Thus, he wrote the Pendleton Civil Service Reform Act and managed to convince a Republican-led Congress to pass it in the wake of Half-Breed James Garfield's assassination, as public pressure and media pressure was immense enough to cause Stalwart Chester A. Arthur to cave in and betray his faction along with congressional Republicans that had opposed civil service reform (aka Stalwarts).[18] As a result, the Act was passed and signed by Arthur,[1][9][19] and it contributed to the Progressive Era. This lead to an end of the pro-business policy of the Gilded Age while also laying down the groundwork for the Deep State,[20][18] another product of big government.

As a significant number of Democrats had favored the spoils system[19] and would later push for repealing the Pendleton Act out of adherence to Jacksonian roots,[21] Pendleton fell into unpopularity and denied party renomination for re-election in 1884[4][9] by Henry B. Payne,[1] who succeeded him.

Ambassador to Germany[edit]

In 1885, President Grover Cleveland appointed Pendleton U.S. Ambassador to Germany,[9] and he became a civil servant himself.

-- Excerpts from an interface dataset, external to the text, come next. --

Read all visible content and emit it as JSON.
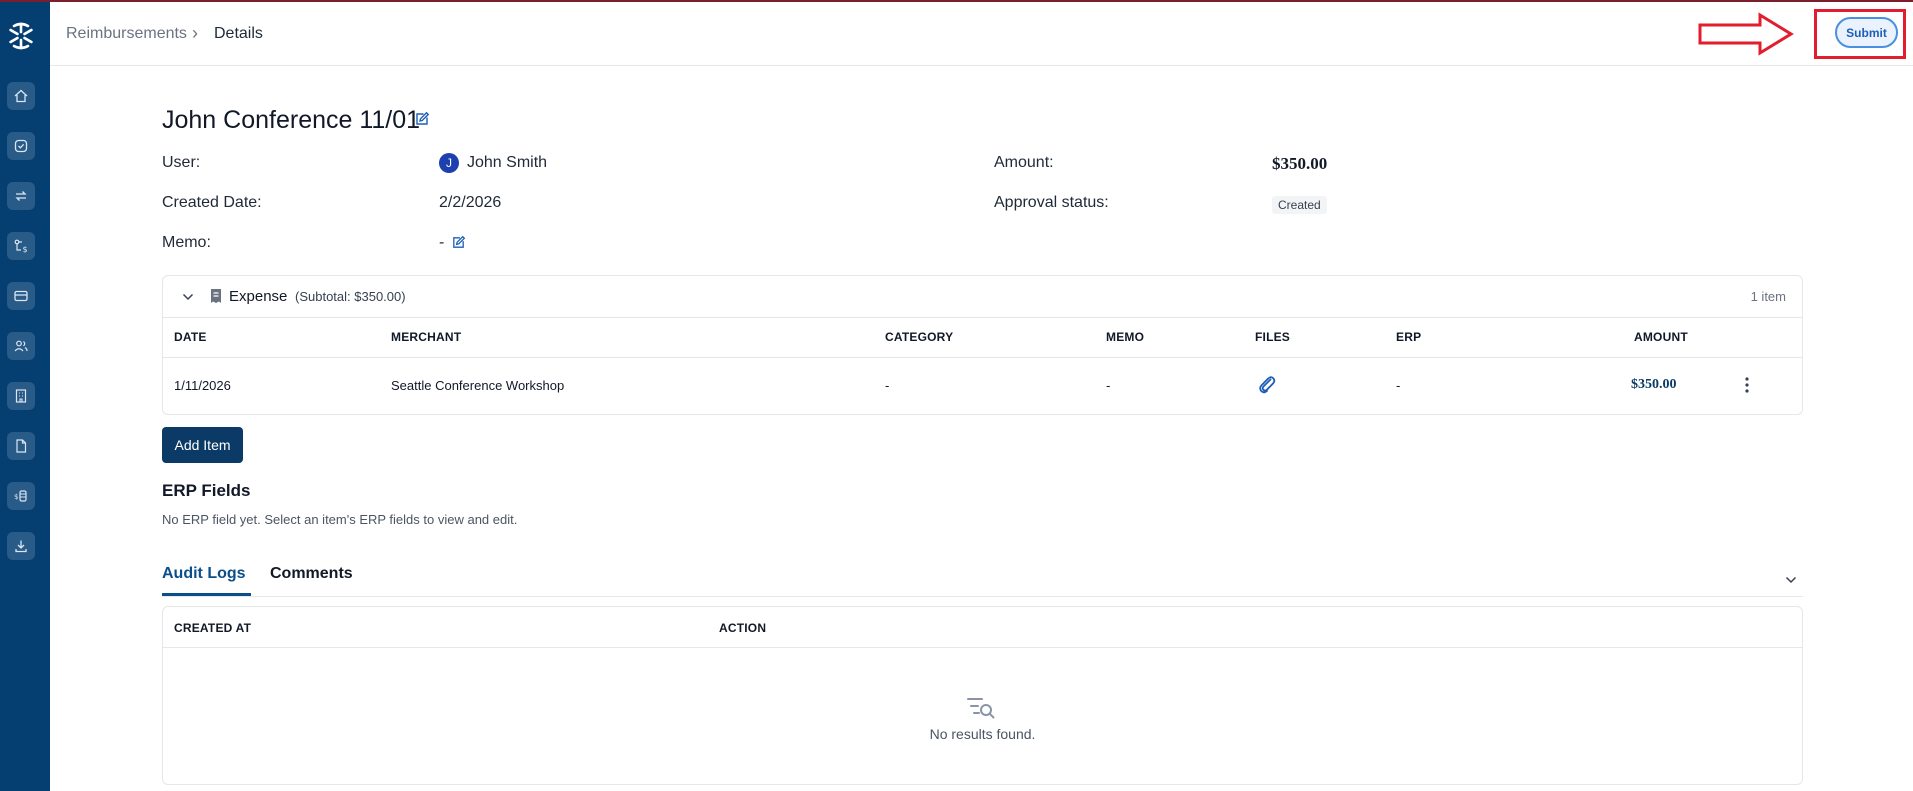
{
  "breadcrumb": {
    "root": "Reimbursements",
    "separator": "›",
    "current": "Details"
  },
  "actions": {
    "submit_label": "Submit"
  },
  "report": {
    "title": "John Conference 11/01",
    "user_label": "User:",
    "user_initial": "J",
    "user_name": "John Smith",
    "created_label": "Created Date:",
    "created_value": "2/2/2026",
    "memo_label": "Memo:",
    "memo_value": "-",
    "amount_label": "Amount:",
    "amount_value": "$350.00",
    "status_label": "Approval status:",
    "status_value": "Created"
  },
  "expense": {
    "title": "Expense",
    "subtotal": "(Subtotal: $350.00)",
    "count": "1 item",
    "columns": [
      "DATE",
      "MERCHANT",
      "CATEGORY",
      "MEMO",
      "FILES",
      "ERP",
      "AMOUNT"
    ],
    "rows": [
      {
        "date": "1/11/2026",
        "merchant": "Seattle Conference Workshop",
        "category": "-",
        "memo": "-",
        "erp": "-",
        "amount": "$350.00"
      }
    ],
    "add_label": "Add Item"
  },
  "erp": {
    "title": "ERP Fields",
    "note": "No ERP field yet. Select an item's ERP fields to view and edit."
  },
  "tabs": [
    {
      "label": "Audit Logs",
      "active": true
    },
    {
      "label": "Comments",
      "active": false
    }
  ],
  "audit": {
    "columns": [
      "CREATED AT",
      "ACTION"
    ],
    "empty_text": "No results found."
  },
  "colors": {
    "sidebar": "#053f72",
    "primary": "#0b3a66",
    "highlight": "#e11d2e",
    "submit_border": "#4a90e2"
  },
  "icons": {
    "sidebar": [
      "home-icon",
      "check-circle-icon",
      "transfer-icon",
      "workflow-dollar-icon",
      "card-icon",
      "users-icon",
      "building-icon",
      "document-icon",
      "money-stack-icon",
      "download-icon"
    ]
  }
}
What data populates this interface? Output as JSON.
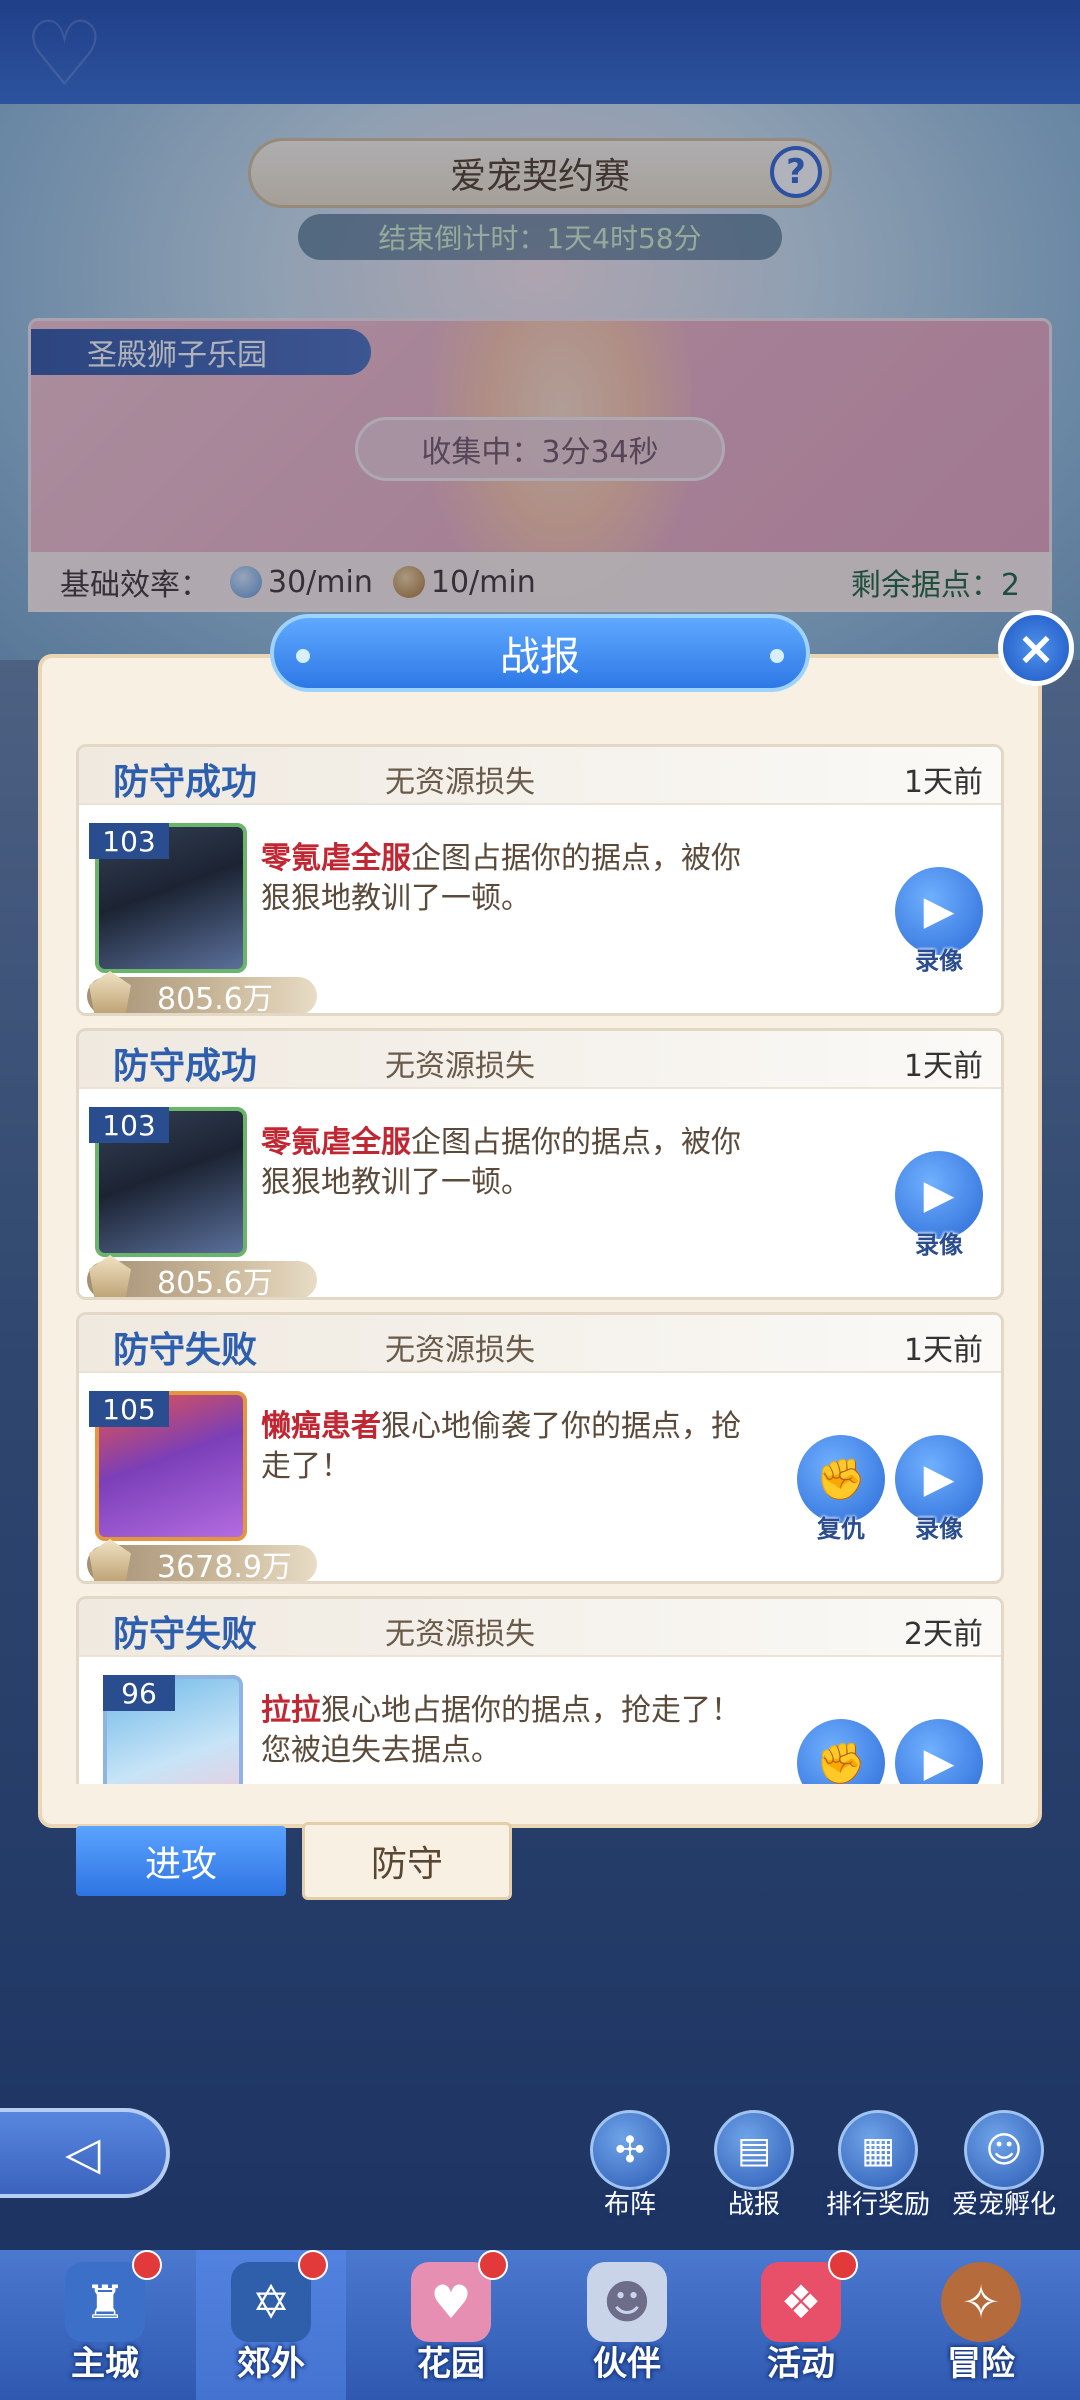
{
  "event": {
    "title": "爱宠契约赛",
    "help_icon": "?",
    "countdown": "结束倒计时：1天4时58分"
  },
  "arena": {
    "name": "圣殿狮子乐园",
    "collecting": "收集中：3分34秒",
    "efficiency_label": "基础效率：",
    "rate_blue": "30/min",
    "rate_brown": "10/min",
    "remaining": "剩余据点：2"
  },
  "modal": {
    "title": "战报",
    "close_icon": "×"
  },
  "reports": [
    {
      "result": "防守成功",
      "loss": "无资源损失",
      "time": "1天前",
      "level": "103",
      "power": "805.6万",
      "player": "零氪虐全服",
      "text": "企图占据你的据点，被你狠狠地教训了一顿。",
      "replay": "录像"
    },
    {
      "result": "防守成功",
      "loss": "无资源损失",
      "time": "1天前",
      "level": "103",
      "power": "805.6万",
      "player": "零氪虐全服",
      "text": "企图占据你的据点，被你狠狠地教训了一顿。",
      "replay": "录像"
    },
    {
      "result": "防守失败",
      "loss": "无资源损失",
      "time": "1天前",
      "level": "105",
      "power": "3678.9万",
      "player": "懒癌患者",
      "text": "狠心地偷袭了你的据点，抢走了！",
      "revenge": "复仇",
      "replay": "录像"
    },
    {
      "result": "防守失败",
      "loss": "无资源损失",
      "time": "2天前",
      "level": "96",
      "player": "拉拉",
      "text": "狠心地占据你的据点，抢走了！您被迫失去据点。"
    }
  ],
  "tabs": {
    "attack": "进攻",
    "defend": "防守"
  },
  "utilities": [
    "布阵",
    "战报",
    "排行奖励",
    "爱宠孵化"
  ],
  "nav": [
    "主城",
    "郊外",
    "花园",
    "伙伴",
    "活动",
    "冒险"
  ],
  "colors": {
    "accent_blue": "#2e78e6",
    "player_name_red": "#c12732",
    "title_blue": "#2d5fae"
  }
}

Pendleton held this position until 1889, ending his political career. He died a few months later.

See also[edit]

References[edit]

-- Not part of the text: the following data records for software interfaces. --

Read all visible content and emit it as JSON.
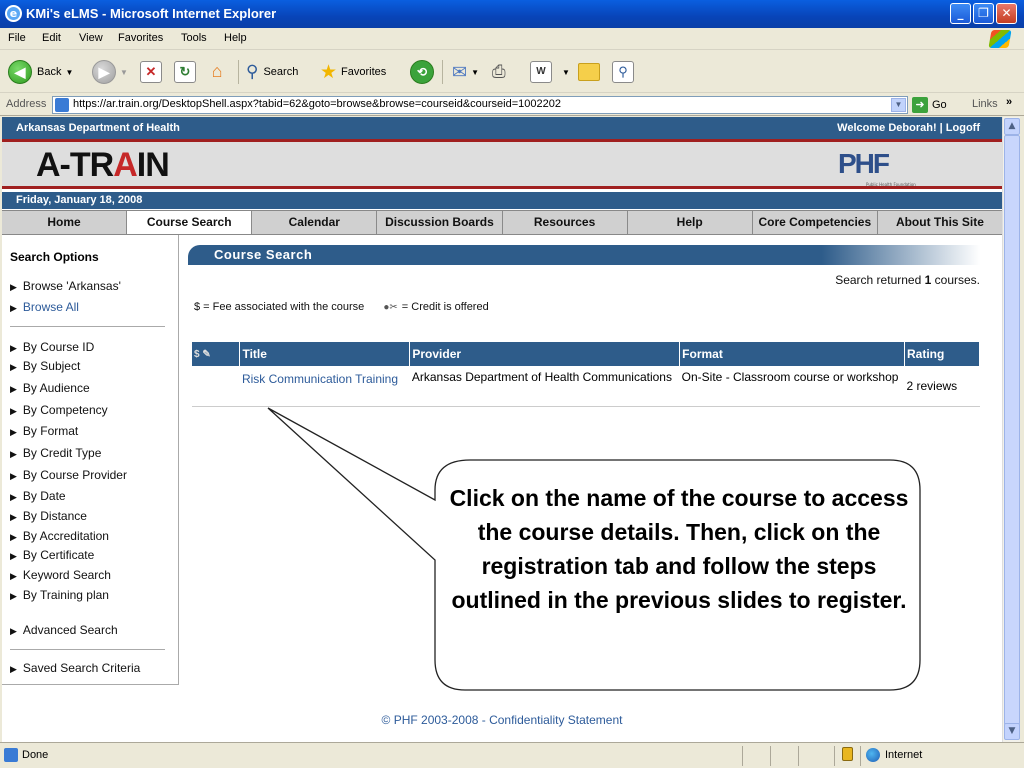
{
  "window": {
    "title": "KMi's eLMS - Microsoft Internet Explorer",
    "min": "_",
    "max": "❐",
    "close": "✕"
  },
  "menu": [
    "File",
    "Edit",
    "View",
    "Favorites",
    "Tools",
    "Help"
  ],
  "toolbar": {
    "back": "Back",
    "search": "Search",
    "favorites": "Favorites"
  },
  "address": {
    "label": "Address",
    "url": "https://ar.train.org/DesktopShell.aspx?tabid=62&goto=browse&browse=courseid&courseid=1002202",
    "go": "Go",
    "links": "Links"
  },
  "site": {
    "org": "Arkansas Department of Health",
    "welcome": "Welcome Deborah! | Logoff",
    "logo_pre": "A-TR",
    "logo_mid": "A",
    "logo_post": "IN",
    "phf_logo": "PHF",
    "phf_sub": "Public Health Foundation",
    "date": "Friday, January 18, 2008"
  },
  "nav": [
    "Home",
    "Course Search",
    "Calendar",
    "Discussion Boards",
    "Resources",
    "Help",
    "Core Competencies",
    "About This Site"
  ],
  "sidebar": {
    "heading": "Search Options",
    "browse": [
      "Browse 'Arkansas'",
      "Browse All"
    ],
    "filters": [
      "By Course ID",
      "By Subject",
      "By Audience",
      "By Competency",
      "By Format",
      "By Credit Type",
      "By Course Provider",
      "By Date",
      "By Distance",
      "By Accreditation",
      "By Certificate",
      "Keyword Search",
      "By Training plan"
    ],
    "advanced": "Advanced Search",
    "saved": "Saved Search Criteria"
  },
  "content": {
    "header": "Course Search",
    "returned_pre": "Search returned",
    "returned_count": "1",
    "returned_post": "courses.",
    "legend_fee": "$ = Fee associated with the course",
    "legend_credit": "= Credit is offered",
    "columns": [
      "$ ✎",
      "Title",
      "Provider",
      "Format",
      "Rating"
    ],
    "rows": [
      {
        "icons": "",
        "title": "Risk Communication Training",
        "provider": "Arkansas Department of Health Communications",
        "format": "On-Site - Classroom course or workshop",
        "rating": "2 reviews"
      }
    ]
  },
  "footer": "© PHF 2003-2008 - Confidentiality Statement",
  "callout": "Click on the name of the course to access the course details. Then, click on the registration tab and follow the steps outlined in the previous slides to register.",
  "status": {
    "text": "Done",
    "zone": "Internet"
  }
}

  1. 1.0 1.1 1.2 1.3 1.4 1.5 1.6 1.7 1.8 Searles, Harry; Mangus, Mike (April 9, 2012). George H. Pendleton. Ohio Civil War Central. Retrieved November 12, 2021.
  2. OH District 01 Race - Oct 10, 1854. Our Campaigns. Retrieved November 12, 2021.
  3. OH District 01 Race - Oct 14, 1856. Our Campaigns. Retrieved November 12, 2021.
  4. 4.0 4.1 4.2 4.3 4.4 4.5 October 8, 1864. The Marvelous Equestrian Performance of Two Animals. The New York Times. Retrieved November 12, 2021.
  5. December 4, 2012. Pendleton namesake fought for slavery. East Oregonian. Archived version available here. Retrieved November 12, 2021.
  6. March 10, 1863. DEMOCRATIC UNION ASSOCIATION.; Denunciatory Speeches by Hon. George H. Pendleton, of Ohio, and Mr. Knapp, of Illinois--Mr. Vallandigham Present. MR. PENDLETON'S SPEECH. The New York Times. Retrieved November 12, 2021.
  7. TO PASS S.J. RES. 16. (P. 531-2). GovTrack.us. Retrieved November 12, 2021.
  8. A Few Good Men: Coincidences and Anomalies of the (Obscure) Men Who Shaped 13th Amendment. The Moderate Voice.
  9. 9.0 9.1 9.2 9.3 9.4 9.5 George Pendleton. Ohio History Central.
  10. July 20, 1998. Ohio Idea. Britannica.
  11. Foner, Eric. Thaddeus Stevens and the Imperfect Republic, p. 144. PennState University Libraries. Retrieved November 20, 2021.
  12. US Vice President Race - Nov 08, 1864. Our Campaigns. Retrieved November 12, 2021.
  13. OH District 01 Race - Oct 09, 1866. Our Campaigns. Retrieved November 12, 2021.
  14. July 17, 1867. POLITICAL AFFAIRS.; Speech by Hon. George H. Pendleton, at St. Paul, Minn. Fred. Douglass' Address to the Freedmen of Portsmouth. The New York Times. Retrieved November 12, 2021.
  15. OH Governor Race - Oct 12, 1869. Our Campaigns. Retrieved November 12, 2021.
  16. OH US Senate Race - Jan 15, 1878. Our Campaigns. Retrieved November 12, 2021.
  17. Matthews, Dylan (July 20, 2016). Donald Trump and Chris Christie are reportedly planning to purge the civil service. Vox. Retrieved November 12, 2021.
  18. 18.0 18.1 Spencer, Robert (September 4, 2020). The Assassin Who Helped Create the Deep State. American Thinker.
  19. 19.0 19.1 Glass, Andrew (January 16, 2018). Pendleton Act inaugurates U.S. civil service system, Jan. 16, 1883. Politico. Retrieved November 12, 2021.
  20. Earle, Peter C. (November 14, 2019). The Birth of the Deep State: A History. American Institute for Economic Research.
  21. July 12, 1885. DEMOCRATIC HOSTILITY TO THE PENDLETON ACT. The New York Times. Retrieved November 12, 2021.

Further reading[edit]

External links[edit]